The ordering was pretty painless; it cost me $2.50 but the book was discounted since I was ordering it so it worked out and also arrived pretty quickly. Basically in this book the author sets up three or four comparisons of two justices of the same era and makes examples of how their personalities played major roles in policy making, with the exception of Marshall vs. Jefferson, as Jefferson never sat on the court. I found this to also be a good read, accessible but still smart, with notes on the cases in the back in case you needed them. I always felt a little mystified by the Supreme Court and wanted to learn more about it as I never felt is was adequately covered in any of my classes. I think this was a good start on the subject for me, and I'll probably look for another title on the same subject as soon as I have some free time again.

"Life of A Poet: Rainer Maria Wilke" by Ralph Freedman

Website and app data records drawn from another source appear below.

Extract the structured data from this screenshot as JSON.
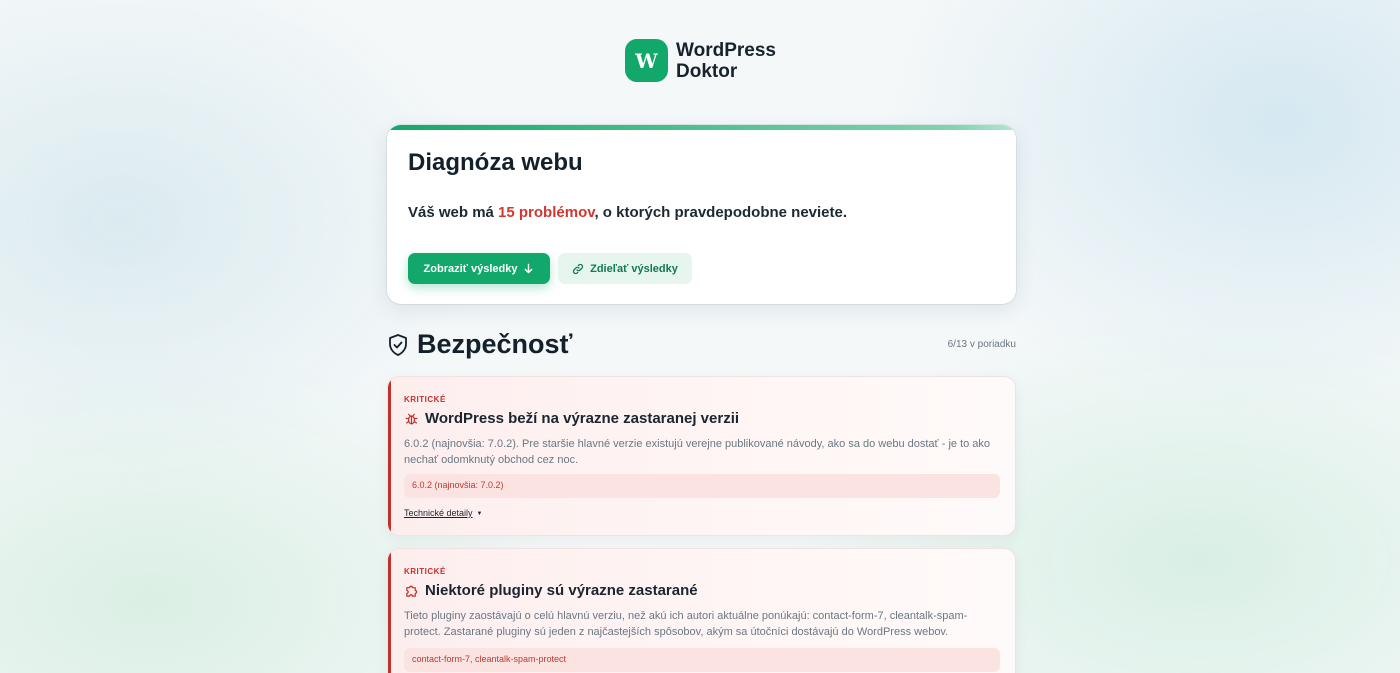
{
  "brand": {
    "mark": "W",
    "name_line1": "WordPress",
    "name_line2": "Doktor",
    "color": "#12a86b"
  },
  "hero": {
    "title": "Diagnóza webu",
    "message_prefix": "Váš web má ",
    "message_highlight": "15 problémov",
    "message_suffix": ", o ktorých pravdepodobne neviete.",
    "primary_button": "Zobraziť výsledky",
    "primary_button_icon": "arrow-down-icon",
    "secondary_button": "Zdieľať výsledky",
    "secondary_button_icon": "link-icon"
  },
  "section": {
    "icon": "shield-check-icon",
    "title": "Bezpečnosť",
    "count": "6/13 v poriadku"
  },
  "issues": [
    {
      "severity": "KRITICKÉ",
      "icon": "bug-icon",
      "title": "WordPress beží na výrazne zastaranej verzii",
      "description": "6.0.2 (najnovšia: 7.0.2). Pre staršie hlavné verzie existujú verejne publikované návody, ako sa do webu dostať - je to ako nechať odomknutý obchod cez noc.",
      "detail": "6.0.2 (najnovšia: 7.0.2)",
      "tech_link": "Technické detaily",
      "tech_caret": "▼"
    },
    {
      "severity": "KRITICKÉ",
      "icon": "puzzle-icon",
      "title": "Niektoré pluginy sú výrazne zastarané",
      "description": "Tieto pluginy zaostávajú o celú hlavnú verziu, než akú ich autori aktuálne ponúkajú: contact-form-7, cleantalk-spam-protect. Zastarané pluginy sú jeden z najčastejších spôsobov, akým sa útočníci dostávajú do WordPress webov.",
      "detail": "contact-form-7, cleantalk-spam-protect"
    }
  ],
  "colors": {
    "accent": "#12a86b",
    "critical": "#c0312b",
    "highlight": "#d2382f"
  }
}
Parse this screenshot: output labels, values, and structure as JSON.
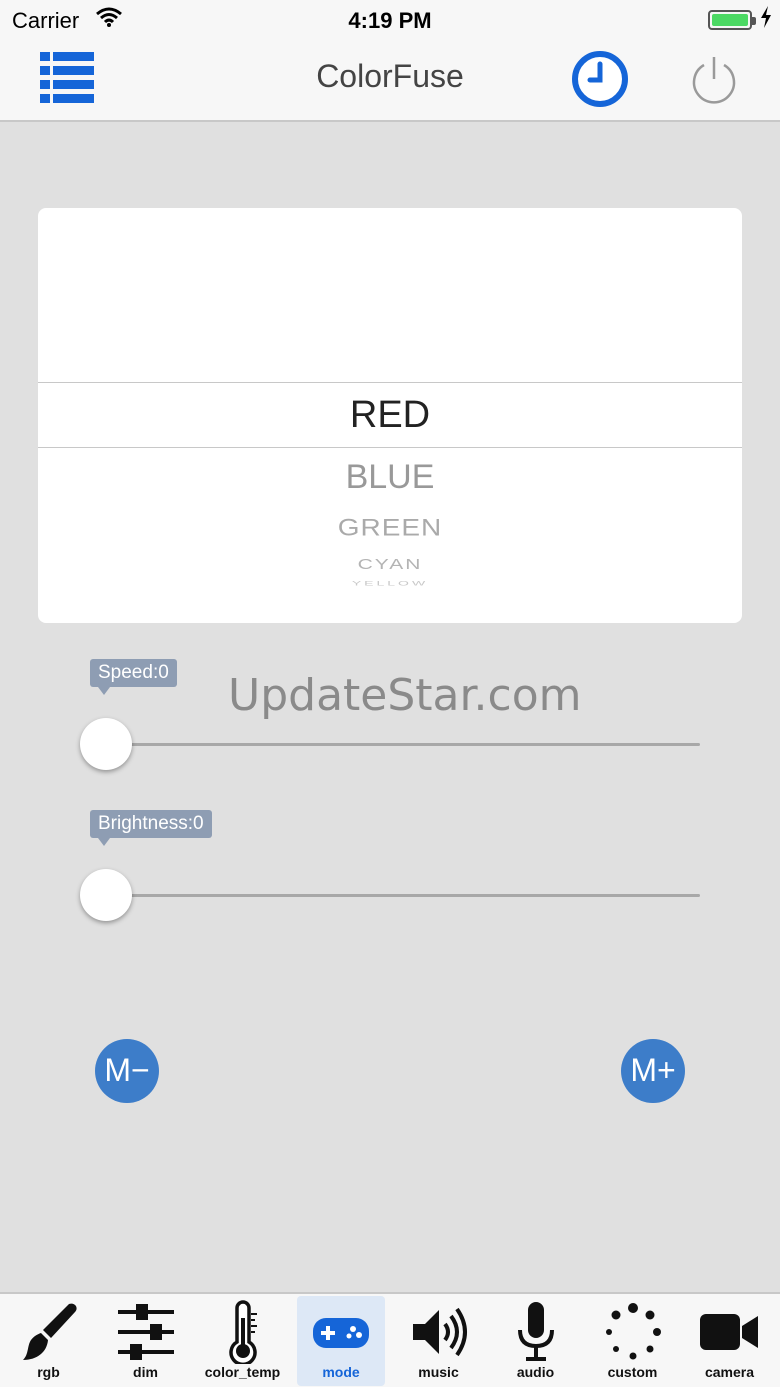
{
  "status_bar": {
    "carrier": "Carrier",
    "time": "4:19 PM"
  },
  "nav": {
    "title": "ColorFuse"
  },
  "picker": {
    "options": [
      "RED",
      "BLUE",
      "GREEN",
      "CYAN",
      "YELLOW"
    ],
    "selected": "RED"
  },
  "watermark": "UpdateStar.com",
  "sliders": {
    "speed": {
      "label": "Speed:0",
      "value": 0
    },
    "brightness": {
      "label": "Brightness:0",
      "value": 0
    }
  },
  "buttons": {
    "m_minus": "M−",
    "m_plus": "M+"
  },
  "tabs": [
    {
      "label": "rgb",
      "icon": "brush-icon"
    },
    {
      "label": "dim",
      "icon": "sliders-icon"
    },
    {
      "label": "color_temp",
      "icon": "thermometer-icon"
    },
    {
      "label": "mode",
      "icon": "gamepad-icon",
      "active": true
    },
    {
      "label": "music",
      "icon": "speaker-icon"
    },
    {
      "label": "audio",
      "icon": "microphone-icon"
    },
    {
      "label": "custom",
      "icon": "dots-circle-icon"
    },
    {
      "label": "camera",
      "icon": "camera-icon"
    }
  ],
  "colors": {
    "accent": "#1565d8",
    "m_button": "#3d7dc9",
    "slider_tip": "#8e9db3"
  }
}
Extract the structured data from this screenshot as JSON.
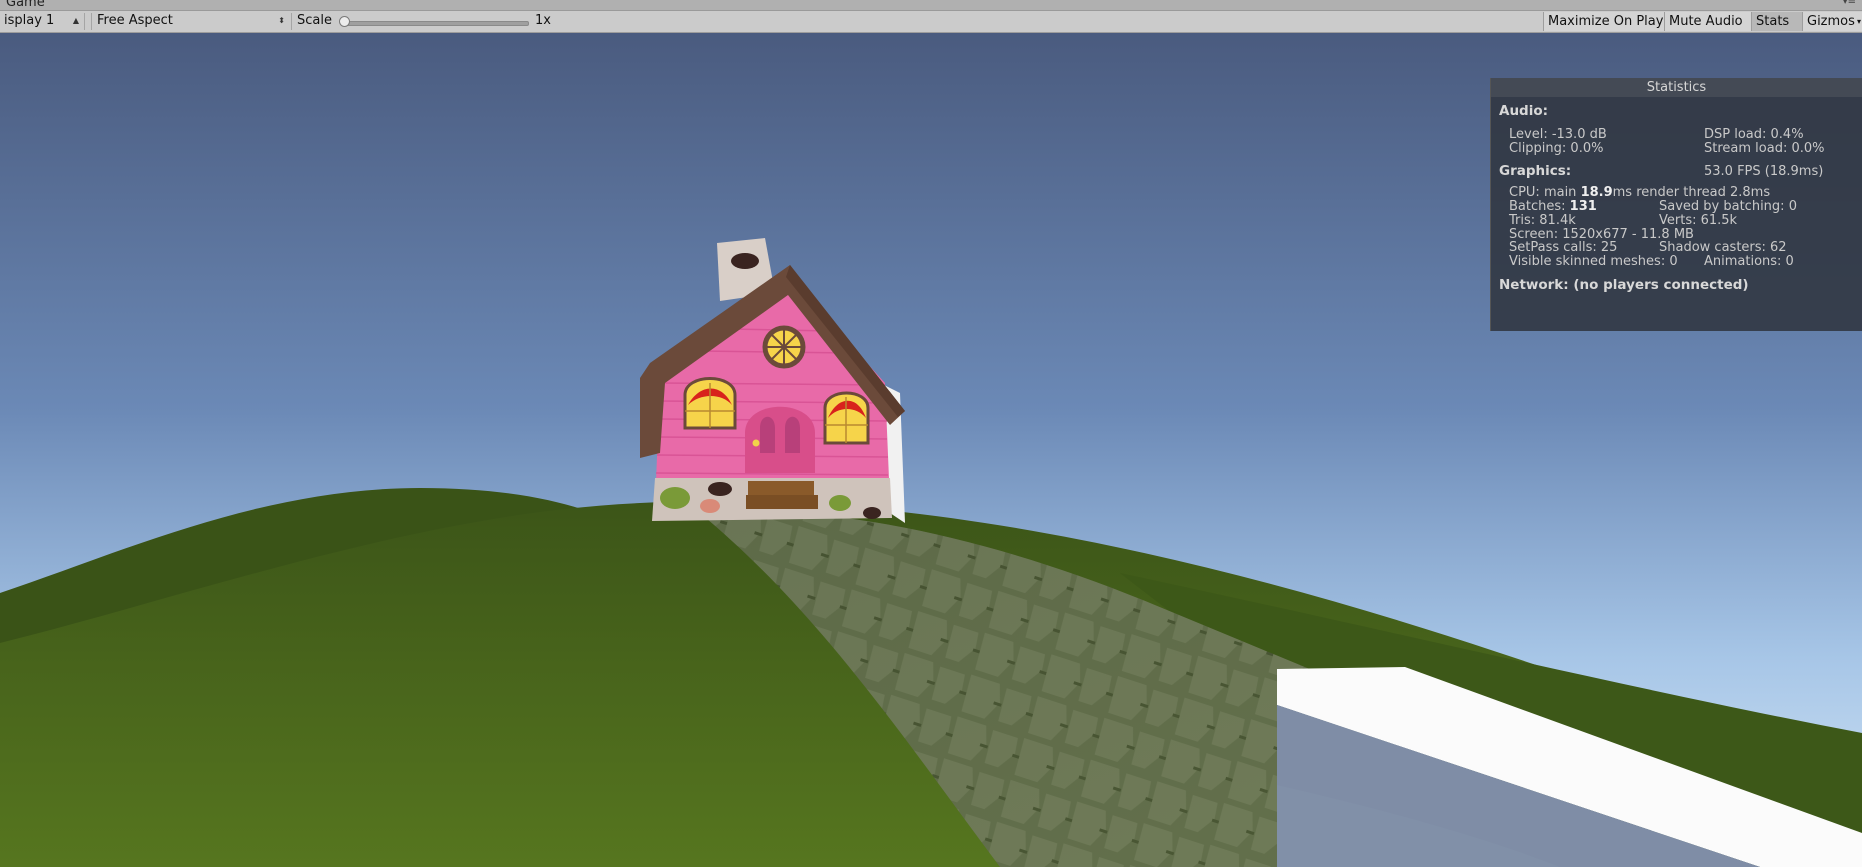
{
  "window": {
    "title": "Game"
  },
  "toolbar": {
    "display": "isplay 1",
    "aspect": "Free Aspect",
    "scale_label": "Scale",
    "scale_value": "1x",
    "scale_level": 0.0,
    "buttons": {
      "maximize": "Maximize On Play",
      "mute": "Mute Audio",
      "stats": "Stats",
      "gizmos": "Gizmos"
    }
  },
  "stats": {
    "title": "Statistics",
    "audio": {
      "header": "Audio:",
      "level": "Level: -13.0 dB",
      "dsp": "DSP load: 0.4%",
      "clipping": "Clipping: 0.0%",
      "stream": "Stream load: 0.0%"
    },
    "graphics": {
      "header": "Graphics:",
      "fps": "53.0 FPS (18.9ms)",
      "cpu_prefix": "CPU: main ",
      "cpu_main": "18.9",
      "cpu_suffix": "ms  render thread 2.8ms",
      "batches_prefix": "Batches: ",
      "batches": "131",
      "saved": "Saved by batching: 0",
      "tris": "Tris: 81.4k",
      "verts": "Verts: 61.5k",
      "screen": "Screen: 1520x677 - 11.8 MB",
      "setpass": "SetPass calls: 25",
      "shadow": "Shadow casters: 62",
      "skinned": "Visible skinned meshes: 0",
      "animations": "Animations: 0"
    },
    "network": "Network: (no players connected)"
  },
  "colors": {
    "sky_top": "#4a5c80",
    "sky_bottom": "#bcd6ee",
    "grass": "#4b6a1e",
    "house_pink": "#e86aa8",
    "roof": "#6b4a3a"
  }
}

I bought this on impulse at the Hammer bookstore (they have a pretty great store with a great selection, albeit not so well organized or user friendly) as Wilke has always been among my most very favorite poets (coming to his works as a result of being a Rainer Maria fan- how lame and high school hipster is that!)
The work is definitely an academic, and not pop/mass market endeavor. The best part about it is that it makes a unique turn to combine critical investigation and interpretation of Wilke's prose with the influence of his life's events. The not so good part is the excruciating detail the account often veers into. Seriously though, I don't think Wilke's English muffin on Wednesday and his croissant on Friday made that big of a difference to his creative trajectory. Okay, so that's an exaggeration, but I promise you a not-too-far-off one. This was a much slower read than everything else I had my nose in last month, and to be perfectly honest I'm still a little shy of polishing it off. But that's probably because I got in the habit of always saving it for last (to help me fall asleep.)

I also picked up the latest installment of the art theory and criticism journal "October," looking forward to Rosalind Krauss' Sol leWitt tribute/investigation. The rest of the issue is related to Vertov, and I'd be a lame-o poser if I tried to pretend I was some kind of know-it-all Vertov enthusiast so that bit while intersting was a little wasted on me. The Krauss was good, dense, and interesting, as is, if you really want to get your nerd on, the Jeff Wall article in the most recent issue of "Afterall."

And a few oldies, newies, and in-betweenies that I liked/disliked that you might want to see/avoid:

Blame it on Fidel Thumbs-up
Transformers Thumbs-down, unfortunately :(
Mighty Heart Thumbs-in-between
The Chorus (French) Thumbs-up
Elizabeth (the newest) Thumbs-in-between
The Lives of Others Thumbs-way-up!

And I saw this ages ago, but if you haven't sent Kolya you should see it. You should rent it for Thanksgiving, and make your relatives suffer through it. That or Goodbye Lenin

Gobble gobble
xo r